* DATA SHOWN:
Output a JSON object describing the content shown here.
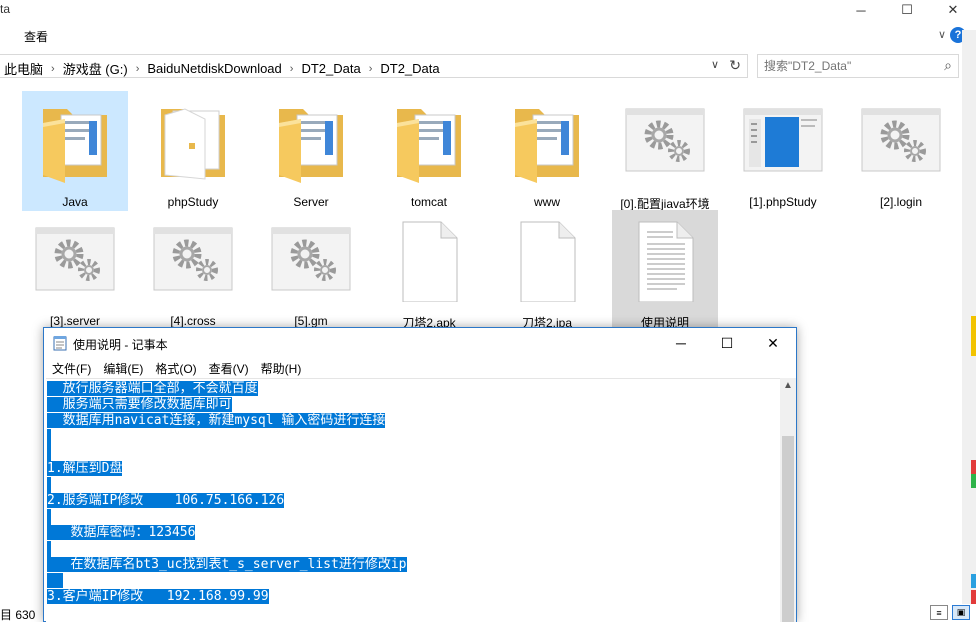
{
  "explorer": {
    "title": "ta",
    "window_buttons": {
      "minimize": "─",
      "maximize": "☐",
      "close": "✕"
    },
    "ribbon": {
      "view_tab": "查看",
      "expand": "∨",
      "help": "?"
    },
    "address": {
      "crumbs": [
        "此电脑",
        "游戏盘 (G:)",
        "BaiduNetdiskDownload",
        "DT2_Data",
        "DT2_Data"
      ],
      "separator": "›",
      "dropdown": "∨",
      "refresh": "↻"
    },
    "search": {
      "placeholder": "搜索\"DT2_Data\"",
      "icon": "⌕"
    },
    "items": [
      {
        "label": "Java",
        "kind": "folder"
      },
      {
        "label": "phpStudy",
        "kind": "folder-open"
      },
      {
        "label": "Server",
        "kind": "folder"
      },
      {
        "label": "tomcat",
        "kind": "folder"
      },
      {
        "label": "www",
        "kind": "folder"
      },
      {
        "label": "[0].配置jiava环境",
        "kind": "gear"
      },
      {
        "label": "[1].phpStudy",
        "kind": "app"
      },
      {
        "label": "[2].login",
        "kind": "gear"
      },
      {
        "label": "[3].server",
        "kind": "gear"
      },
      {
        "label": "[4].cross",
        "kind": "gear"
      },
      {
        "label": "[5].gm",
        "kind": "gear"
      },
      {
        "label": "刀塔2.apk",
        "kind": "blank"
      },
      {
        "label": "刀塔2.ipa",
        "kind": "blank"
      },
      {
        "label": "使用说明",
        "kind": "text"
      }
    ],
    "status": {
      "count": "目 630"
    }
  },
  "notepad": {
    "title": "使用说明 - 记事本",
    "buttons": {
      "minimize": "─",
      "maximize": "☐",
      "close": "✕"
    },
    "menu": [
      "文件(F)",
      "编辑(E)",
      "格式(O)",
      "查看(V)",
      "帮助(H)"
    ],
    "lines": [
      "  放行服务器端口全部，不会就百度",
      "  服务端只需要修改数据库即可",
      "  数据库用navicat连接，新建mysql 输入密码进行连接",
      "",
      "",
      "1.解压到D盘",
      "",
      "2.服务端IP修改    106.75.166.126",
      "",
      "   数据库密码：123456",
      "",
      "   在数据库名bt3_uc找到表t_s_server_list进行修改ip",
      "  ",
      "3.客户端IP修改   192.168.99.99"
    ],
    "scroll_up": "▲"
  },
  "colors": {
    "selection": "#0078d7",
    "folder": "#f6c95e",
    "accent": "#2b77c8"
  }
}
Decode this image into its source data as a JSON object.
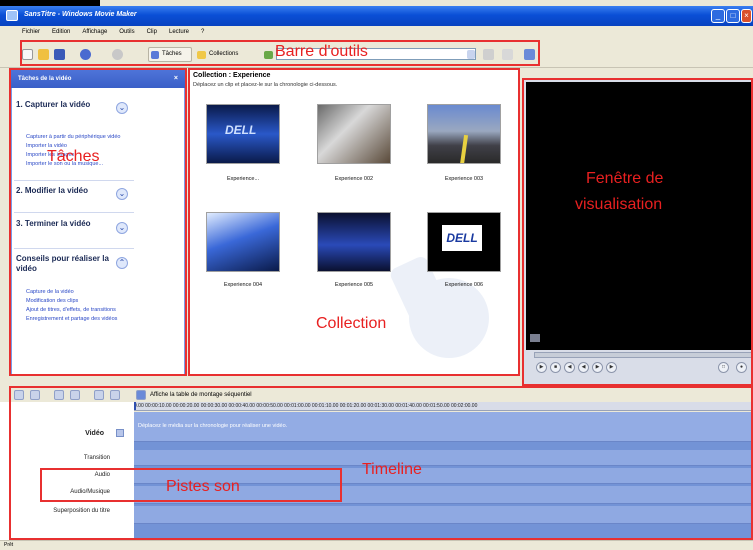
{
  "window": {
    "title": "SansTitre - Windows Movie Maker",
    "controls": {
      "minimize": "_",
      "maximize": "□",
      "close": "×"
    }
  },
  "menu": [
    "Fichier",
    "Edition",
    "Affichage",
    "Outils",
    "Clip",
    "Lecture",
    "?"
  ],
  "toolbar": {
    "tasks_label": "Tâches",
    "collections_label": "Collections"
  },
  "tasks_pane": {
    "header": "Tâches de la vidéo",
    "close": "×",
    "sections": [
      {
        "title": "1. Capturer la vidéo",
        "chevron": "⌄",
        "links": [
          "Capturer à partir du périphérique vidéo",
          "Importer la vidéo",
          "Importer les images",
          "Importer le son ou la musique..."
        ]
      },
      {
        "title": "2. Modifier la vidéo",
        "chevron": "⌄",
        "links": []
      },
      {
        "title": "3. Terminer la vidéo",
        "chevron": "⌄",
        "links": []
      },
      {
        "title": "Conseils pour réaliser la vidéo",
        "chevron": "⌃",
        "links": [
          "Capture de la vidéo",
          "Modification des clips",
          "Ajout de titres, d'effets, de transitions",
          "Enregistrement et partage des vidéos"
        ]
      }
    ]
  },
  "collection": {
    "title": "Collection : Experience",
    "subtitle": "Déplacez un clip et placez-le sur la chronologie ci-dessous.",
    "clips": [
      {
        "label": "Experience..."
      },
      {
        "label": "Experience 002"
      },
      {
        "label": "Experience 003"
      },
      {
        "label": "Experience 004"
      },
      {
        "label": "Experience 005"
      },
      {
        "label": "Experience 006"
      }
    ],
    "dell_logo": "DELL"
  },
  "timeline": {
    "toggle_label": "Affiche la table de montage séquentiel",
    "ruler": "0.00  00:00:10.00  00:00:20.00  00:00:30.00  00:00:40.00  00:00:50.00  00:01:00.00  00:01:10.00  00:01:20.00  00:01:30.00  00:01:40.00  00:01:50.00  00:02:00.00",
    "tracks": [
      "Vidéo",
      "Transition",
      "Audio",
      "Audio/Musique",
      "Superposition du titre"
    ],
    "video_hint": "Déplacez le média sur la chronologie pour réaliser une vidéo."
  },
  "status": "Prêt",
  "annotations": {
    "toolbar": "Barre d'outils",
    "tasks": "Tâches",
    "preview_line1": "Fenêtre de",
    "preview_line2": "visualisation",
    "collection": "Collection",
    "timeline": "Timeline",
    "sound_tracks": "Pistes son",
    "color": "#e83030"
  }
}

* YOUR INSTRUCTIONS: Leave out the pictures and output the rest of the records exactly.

* RESULT OF THIS EXERCISE:
Output a JSON object describing the content shown here.
{
  "explorer": {
    "title": "ta",
    "window_buttons": {
      "minimize": "─",
      "maximize": "☐",
      "close": "✕"
    },
    "ribbon": {
      "view_tab": "查看",
      "expand": "∨",
      "help": "?"
    },
    "address": {
      "crumbs": [
        "此电脑",
        "游戏盘 (G:)",
        "BaiduNetdiskDownload",
        "DT2_Data",
        "DT2_Data"
      ],
      "separator": "›",
      "dropdown": "∨",
      "refresh": "↻"
    },
    "search": {
      "placeholder": "搜索\"DT2_Data\"",
      "icon": "⌕"
    },
    "items": [
      {
        "label": "Java",
        "kind": "folder"
      },
      {
        "label": "phpStudy",
        "kind": "folder-open"
      },
      {
        "label": "Server",
        "kind": "folder"
      },
      {
        "label": "tomcat",
        "kind": "folder"
      },
      {
        "label": "www",
        "kind": "folder"
      },
      {
        "label": "[0].配置jiava环境",
        "kind": "gear"
      },
      {
        "label": "[1].phpStudy",
        "kind": "app"
      },
      {
        "label": "[2].login",
        "kind": "gear"
      },
      {
        "label": "[3].server",
        "kind": "gear"
      },
      {
        "label": "[4].cross",
        "kind": "gear"
      },
      {
        "label": "[5].gm",
        "kind": "gear"
      },
      {
        "label": "刀塔2.apk",
        "kind": "blank"
      },
      {
        "label": "刀塔2.ipa",
        "kind": "blank"
      },
      {
        "label": "使用说明",
        "kind": "text"
      }
    ],
    "status": {
      "count": "目 630"
    }
  },
  "notepad": {
    "title": "使用说明 - 记事本",
    "buttons": {
      "minimize": "─",
      "maximize": "☐",
      "close": "✕"
    },
    "menu": [
      "文件(F)",
      "编辑(E)",
      "格式(O)",
      "查看(V)",
      "帮助(H)"
    ],
    "lines": [
      "  放行服务器端口全部，不会就百度",
      "  服务端只需要修改数据库即可",
      "  数据库用navicat连接，新建mysql 输入密码进行连接",
      "",
      "",
      "1.解压到D盘",
      "",
      "2.服务端IP修改    106.75.166.126",
      "",
      "   数据库密码：123456",
      "",
      "   在数据库名bt3_uc找到表t_s_server_list进行修改ip",
      "  ",
      "3.客户端IP修改   192.168.99.99"
    ],
    "scroll_up": "▲"
  },
  "colors": {
    "selection": "#0078d7",
    "folder": "#f6c95e",
    "accent": "#2b77c8"
  }
}
Decode this image into its source data as a JSON object.
{
  "window": {
    "title": "SansTitre - Windows Movie Maker",
    "controls": {
      "minimize": "_",
      "maximize": "□",
      "close": "×"
    }
  },
  "menu": [
    "Fichier",
    "Edition",
    "Affichage",
    "Outils",
    "Clip",
    "Lecture",
    "?"
  ],
  "toolbar": {
    "tasks_label": "Tâches",
    "collections_label": "Collections"
  },
  "tasks_pane": {
    "header": "Tâches de la vidéo",
    "close": "×",
    "sections": [
      {
        "title": "1. Capturer la vidéo",
        "chevron": "⌄",
        "links": [
          "Capturer à partir du périphérique vidéo",
          "Importer la vidéo",
          "Importer les images",
          "Importer le son ou la musique..."
        ]
      },
      {
        "title": "2. Modifier la vidéo",
        "chevron": "⌄",
        "links": []
      },
      {
        "title": "3. Terminer la vidéo",
        "chevron": "⌄",
        "links": []
      },
      {
        "title": "Conseils pour réaliser la vidéo",
        "chevron": "⌃",
        "links": [
          "Capture de la vidéo",
          "Modification des clips",
          "Ajout de titres, d'effets, de transitions",
          "Enregistrement et partage des vidéos"
        ]
      }
    ]
  },
  "collection": {
    "title": "Collection : Experience",
    "subtitle": "Déplacez un clip et placez-le sur la chronologie ci-dessous.",
    "clips": [
      {
        "label": "Experience..."
      },
      {
        "label": "Experience 002"
      },
      {
        "label": "Experience 003"
      },
      {
        "label": "Experience 004"
      },
      {
        "label": "Experience 005"
      },
      {
        "label": "Experience 006"
      }
    ],
    "dell_logo": "DELL"
  },
  "timeline": {
    "toggle_label": "Affiche la table de montage séquentiel",
    "ruler": "0.00  00:00:10.00  00:00:20.00  00:00:30.00  00:00:40.00  00:00:50.00  00:01:00.00  00:01:10.00  00:01:20.00  00:01:30.00  00:01:40.00  00:01:50.00  00:02:00.00",
    "tracks": [
      "Vidéo",
      "Transition",
      "Audio",
      "Audio/Musique",
      "Superposition du titre"
    ],
    "video_hint": "Déplacez le média sur la chronologie pour réaliser une vidéo."
  },
  "status": "Prêt",
  "annotations": {
    "toolbar": "Barre d'outils",
    "tasks": "Tâches",
    "preview_line1": "Fenêtre de",
    "preview_line2": "visualisation",
    "collection": "Collection",
    "timeline": "Timeline",
    "sound_tracks": "Pistes son",
    "color": "#e83030"
  }
}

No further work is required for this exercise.